sir gawain paper doll

Sir Gawain wears a shaped garment, called at the end of the period the cotehardie. Constructed in four parts, this particolored garment is worn over the paltock. A gold band covered with silver buttons attachs the front.

[Norris, 220]

 

The sleeves, which actually only come to the elbow were either inserted in the armhole or cut all in one. The white streamer, which is called a tippet, is sewn round each the arm. Tippets were generally only white.

Sir Gawain's gold armor includes a breast plate worn under the silk japon [similar to the cotehardie], greaves, chain mail, and 2 helmets, one of which is surmounted with a bird and a circlet of filigree with diamonds.

The belt is worn before natural waist and had the small knife and sword attached to it.

According to the story, Gawain's shield was scarlet with a gold pentagram.

 

When Gawain goes in search of the Green Chapel to meet his obligation, he ends up at the castle of a lord. The Lord and Gawain agree to give each other whatever they get during the day.

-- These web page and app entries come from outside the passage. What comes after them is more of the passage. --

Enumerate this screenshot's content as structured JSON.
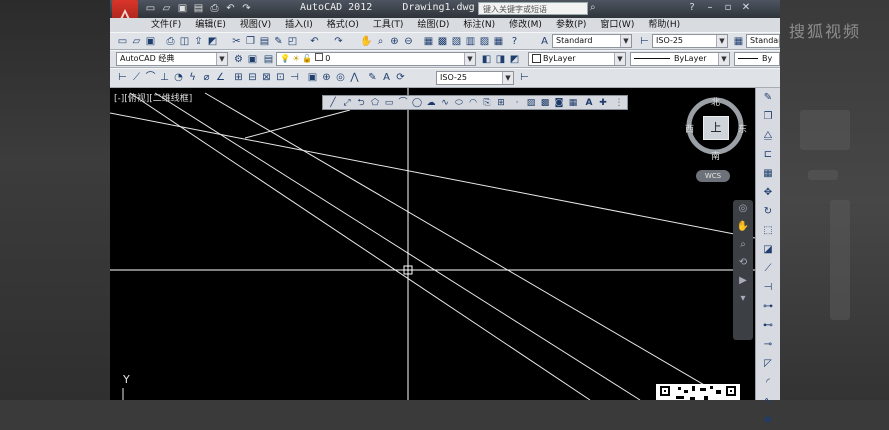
{
  "window": {
    "title": "AutoCAD 2012     Drawing1.dwg",
    "search_placeholder": "键入关键字或短语"
  },
  "watermark": "搜狐视频",
  "menu": [
    "文件(F)",
    "编辑(E)",
    "视图(V)",
    "插入(I)",
    "格式(O)",
    "工具(T)",
    "绘图(D)",
    "标注(N)",
    "修改(M)",
    "参数(P)",
    "窗口(W)",
    "帮助(H)"
  ],
  "toolbar": {
    "text_style": "Standard",
    "dim_style": "ISO-25",
    "table_style": "Standard",
    "workspace": "AutoCAD 经典",
    "layer": "0",
    "color": "ByLayer",
    "linetype": "ByLayer",
    "lineweight": "By",
    "dim_style_2": "ISO-25"
  },
  "viewport": {
    "label": "[-][俯视][二维线框]"
  },
  "viewcube": {
    "north": "北",
    "south": "南",
    "east": "东",
    "west": "西",
    "face": "上",
    "wcs": "WCS"
  },
  "ucs": {
    "y_label": "Y"
  },
  "colors": {
    "canvas": "#000000",
    "geometry": "#e8e8e8",
    "crosshair": "#ffffff",
    "toolbar": "#dfe3e8",
    "logo": "#c62a20"
  },
  "icons": {
    "quick_access": [
      "new-icon",
      "open-icon",
      "save-icon",
      "saveas-icon",
      "print-icon",
      "undo-icon",
      "redo-icon"
    ],
    "float_draw": [
      "line-icon",
      "construction-line-icon",
      "polyline-icon",
      "polygon-icon",
      "rectangle-icon",
      "arc-icon",
      "circle-icon",
      "revcloud-icon",
      "spline-icon",
      "ellipse-icon",
      "ellipse-arc-icon",
      "insert-block-icon",
      "make-block-icon",
      "point-icon",
      "hatch-icon",
      "gradient-icon",
      "region-icon",
      "table-icon",
      "mtext-icon",
      "add-selected-icon"
    ]
  }
}
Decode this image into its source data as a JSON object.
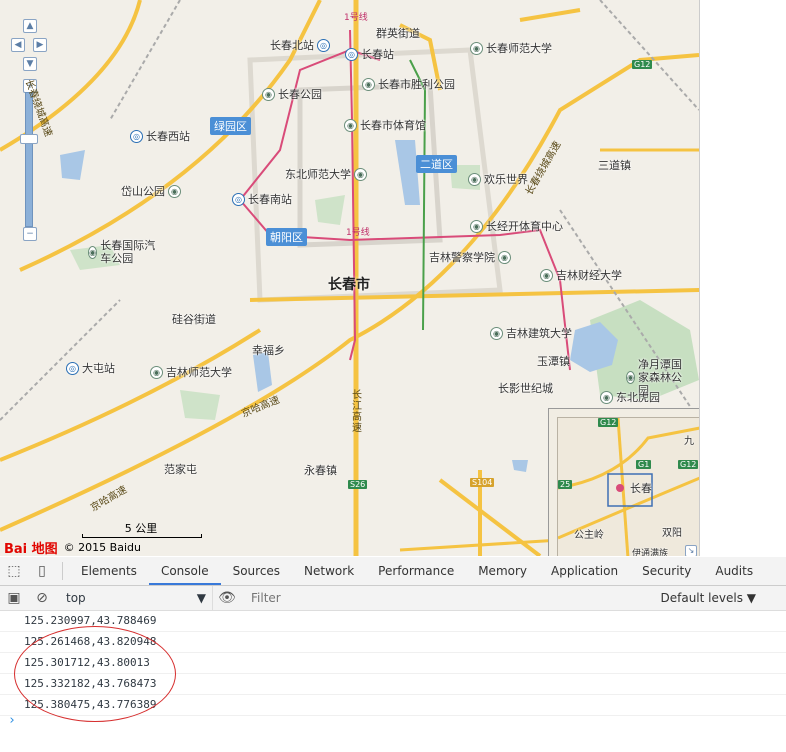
{
  "map": {
    "city_label": "长春市",
    "districts": [
      "绿园区",
      "二道区",
      "朝阳区"
    ],
    "pois": [
      {
        "name": "长春北站",
        "type": "station"
      },
      {
        "name": "长春站",
        "type": "station"
      },
      {
        "name": "群英街道",
        "type": "text"
      },
      {
        "name": "长春师范大学",
        "type": "poi"
      },
      {
        "name": "长春市胜利公园",
        "type": "poi"
      },
      {
        "name": "长春公园",
        "type": "poi"
      },
      {
        "name": "长春市体育馆",
        "type": "poi"
      },
      {
        "name": "长春西站",
        "type": "station"
      },
      {
        "name": "东北师范大学",
        "type": "text"
      },
      {
        "name": "欢乐世界",
        "type": "poi"
      },
      {
        "name": "三道镇",
        "type": "text"
      },
      {
        "name": "岱山公园",
        "type": "poi"
      },
      {
        "name": "长春南站",
        "type": "station"
      },
      {
        "name": "长经开体育中心",
        "type": "poi"
      },
      {
        "name": "长春国际汽车公园",
        "type": "poi"
      },
      {
        "name": "吉林警察学院",
        "type": "poi"
      },
      {
        "name": "吉林财经大学",
        "type": "poi"
      },
      {
        "name": "硅谷街道",
        "type": "text"
      },
      {
        "name": "吉林建筑大学",
        "type": "poi"
      },
      {
        "name": "大屯站",
        "type": "station"
      },
      {
        "name": "幸福乡",
        "type": "text"
      },
      {
        "name": "吉林师范大学",
        "type": "poi"
      },
      {
        "name": "玉潭镇",
        "type": "text"
      },
      {
        "name": "净月潭国家森林公园",
        "type": "poi"
      },
      {
        "name": "长影世纪城",
        "type": "text"
      },
      {
        "name": "东北虎园",
        "type": "poi"
      },
      {
        "name": "范家屯",
        "type": "text"
      },
      {
        "name": "永春镇",
        "type": "text"
      }
    ],
    "highways": [
      "京哈高速",
      "京哈高速",
      "长江高速",
      "长春绕城高速",
      "长春绕城高速"
    ],
    "shields": [
      "G12",
      "S26",
      "S104"
    ],
    "metro_lines": [
      "1号线",
      "1号线"
    ],
    "scale_label": "5 公里",
    "logo_text": "Bai 地图",
    "copyright": "© 2015 Baidu",
    "overview": {
      "shields": [
        "G12",
        "G1",
        "G12",
        "25"
      ],
      "places": [
        "长春",
        "公主岭",
        "双阳",
        "九"
      ],
      "extra": "伊通满族"
    }
  },
  "devtools": {
    "tabs": [
      "Elements",
      "Console",
      "Sources",
      "Network",
      "Performance",
      "Memory",
      "Application",
      "Security",
      "Audits"
    ],
    "active_tab": "Console",
    "context": "top",
    "filter_placeholder": "Filter",
    "levels": "Default levels ▼",
    "console_lines": [
      "125.230997,43.788469",
      "125.261468,43.820948",
      "125.301712,43.80013",
      "125.332182,43.768473",
      "125.380475,43.776389"
    ]
  }
}
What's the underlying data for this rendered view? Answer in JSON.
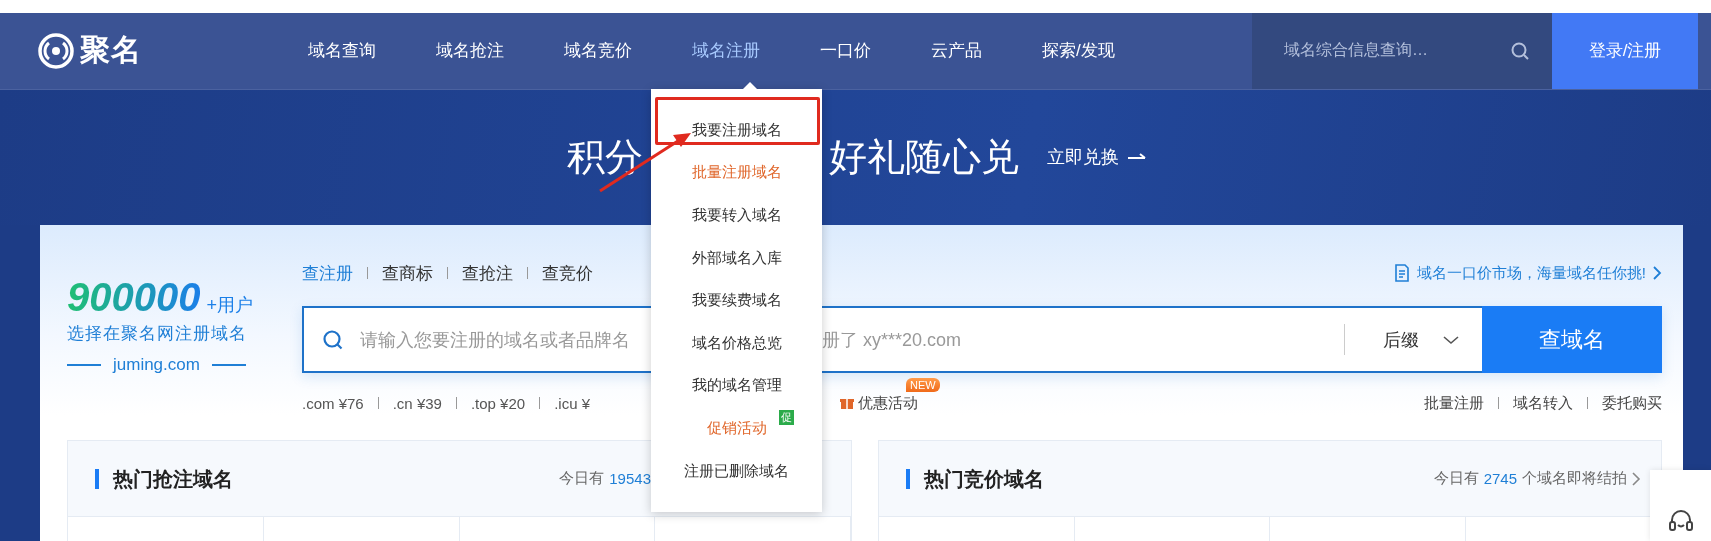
{
  "nav": {
    "logo": "聚名",
    "items": [
      {
        "label": "域名查询",
        "selected": false
      },
      {
        "label": "域名抢注",
        "selected": false
      },
      {
        "label": "域名竞价",
        "selected": false
      },
      {
        "label": "域名注册",
        "selected": true
      },
      {
        "label": "一口价",
        "selected": false
      },
      {
        "label": "云产品",
        "selected": false
      },
      {
        "label": "探索/发现",
        "selected": false
      }
    ],
    "search": {
      "placeholder": "域名综合信息查询…"
    },
    "login": "登录/注册"
  },
  "banner": {
    "title_before": "积分",
    "title_after": "好礼随心兑",
    "link": "立即兑换"
  },
  "promo": {
    "count": "900000",
    "count_suffix": "+用户",
    "tagline": "选择在聚名网注册域名",
    "site": "juming.com"
  },
  "search_tabs": [
    {
      "label": "查注册",
      "selected": true
    },
    {
      "label": "查商标",
      "selected": false
    },
    {
      "label": "查抢注",
      "selected": false
    },
    {
      "label": "查竞价",
      "selected": false
    }
  ],
  "market_link": "域名一口价市场，海量域名任你挑!",
  "domain_search": {
    "placeholder_before": "请输入您要注册的域名或者品牌名",
    "placeholder_after": "册了 xy***20.com",
    "suffix": "后缀",
    "button": "查域名"
  },
  "prices": [
    ".com ¥76",
    ".cn ¥39",
    ".top ¥20",
    ".icu ¥"
  ],
  "promo_link": {
    "label": "优惠活动",
    "badge": "NEW"
  },
  "quick_links": [
    "批量注册",
    "域名转入",
    "委托购买"
  ],
  "panels": [
    {
      "title": "热门抢注域名",
      "summary_before": "今日有",
      "count": "19543"
    },
    {
      "title": "热门竞价域名",
      "summary_before": "今日有",
      "count": "2745",
      "summary_after": "个域名即将结拍"
    }
  ],
  "dropdown": {
    "items": [
      {
        "label": "我要注册域名",
        "color": "#333333",
        "annotated": true
      },
      {
        "label": "批量注册域名",
        "color": "#e0662a",
        "annotated": false
      },
      {
        "label": "我要转入域名",
        "color": "#333333",
        "annotated": false
      },
      {
        "label": "外部域名入库",
        "color": "#333333",
        "annotated": false
      },
      {
        "label": "我要续费域名",
        "color": "#333333",
        "annotated": false
      },
      {
        "label": "域名价格总览",
        "color": "#333333",
        "annotated": false
      },
      {
        "label": "我的域名管理",
        "color": "#333333",
        "annotated": false
      },
      {
        "label": "促销活动",
        "color": "#e0662a",
        "annotated": false,
        "badge": "促"
      },
      {
        "label": "注册已删除域名",
        "color": "#333333",
        "annotated": false
      }
    ]
  }
}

The Lord goes off hunting. The first day he brings back deer; the second day, a boar; the third day, a fox. Gawain is kissed by the Lady the first day; twice by the Lady the second day; three times by the Lady the third day.

 

Note: To place the arm with the fox onto the figure, score along the bottom edge of the hood at the shoulder and slip the tab into the slit.

 

 

 

Says Paul Deane's translation:

Gawain felt that fortress had a fine lord:
a man in his prime, massively made;
his beard all beaver-brown, glossy and broad;
stern, stalwart in stance on his sturdy thighs,
his face bold as fire, a fair-spoken man --
who certainly seemed well-suited, he judged,
to rule there as master of excellent men.

Here the Lord is dressed for hunting wearing a short "Riding Houpeland," open up the front for ease of riding. His sleeves are cut in the shape of bagpipes: close at the armhole, bagpipes at elbow and then tightly buttoned on the lower arm. Upon the black hood, he wears a second hood which becomes a cap. Says Norton (250):

It is put on in the new way, the liripipe binding it to the head, and the ample shoulder part (purposely cut larger than hiterto) made to stand up on the left side of the head like a coxcomb.

Curious about the symbolism of the animals? Check out Guinevere Shaw's "The Meaning and Symbolism of the Hunting Scenes in Sir Gawain and the Green Knight."

The Lord's Wife shows great interest in him and becomes flirtatious, trying to seduce him. Her love games are part of his utimate test.

Here the Lady wears a quarterly particolored cotehardie--the same name as the men's garment, but here referring to a gown. Later this garment is called a kyrtle. Around her hips is a rich belt of gold and jewels. Jewels also run along the shoulder area. The sleeves are buttoned. She wears the white tippets like Gawain.

[Norris, 232]

 

On the third day,the Lady also gives a magic green girdle which she says will protect him from all harm. He wraps it hidden around his waist. That gift Gawain fails to give the Lord and it causes his great shame.

 

The girdle is alternately referred to as a silk "lace" or girdle wrought in green with gold. Says Jesse Weston's translation: With that she loosened a lace that was fastened at her side, knit upon her kirtle under her mantle. It was wrought of green silk, and gold, only braided by the fingers...

 

All works here are © 2004 David Claudon. The website was created by David Claudon, March 22, 2004. Last update, April 27, 2004

 

 

[ Home ] [ Rich East ] [ The Cleopatra Costume ] [ Commedia dell'Arte ] [ Cyrano ]
[ Dressing for Shakespeare ][ The Iliad ][ Decorating Forties Style ]
[ Decorating for a Fifties Christmas ] [ To Kill a Mockingbird ] [ A Rainbow Honor Roll ] [ Miniatures ]
[ Paper Dolls ] [ Santa Collection ] [ Clarence ]
[ St. Bernardine's Church ]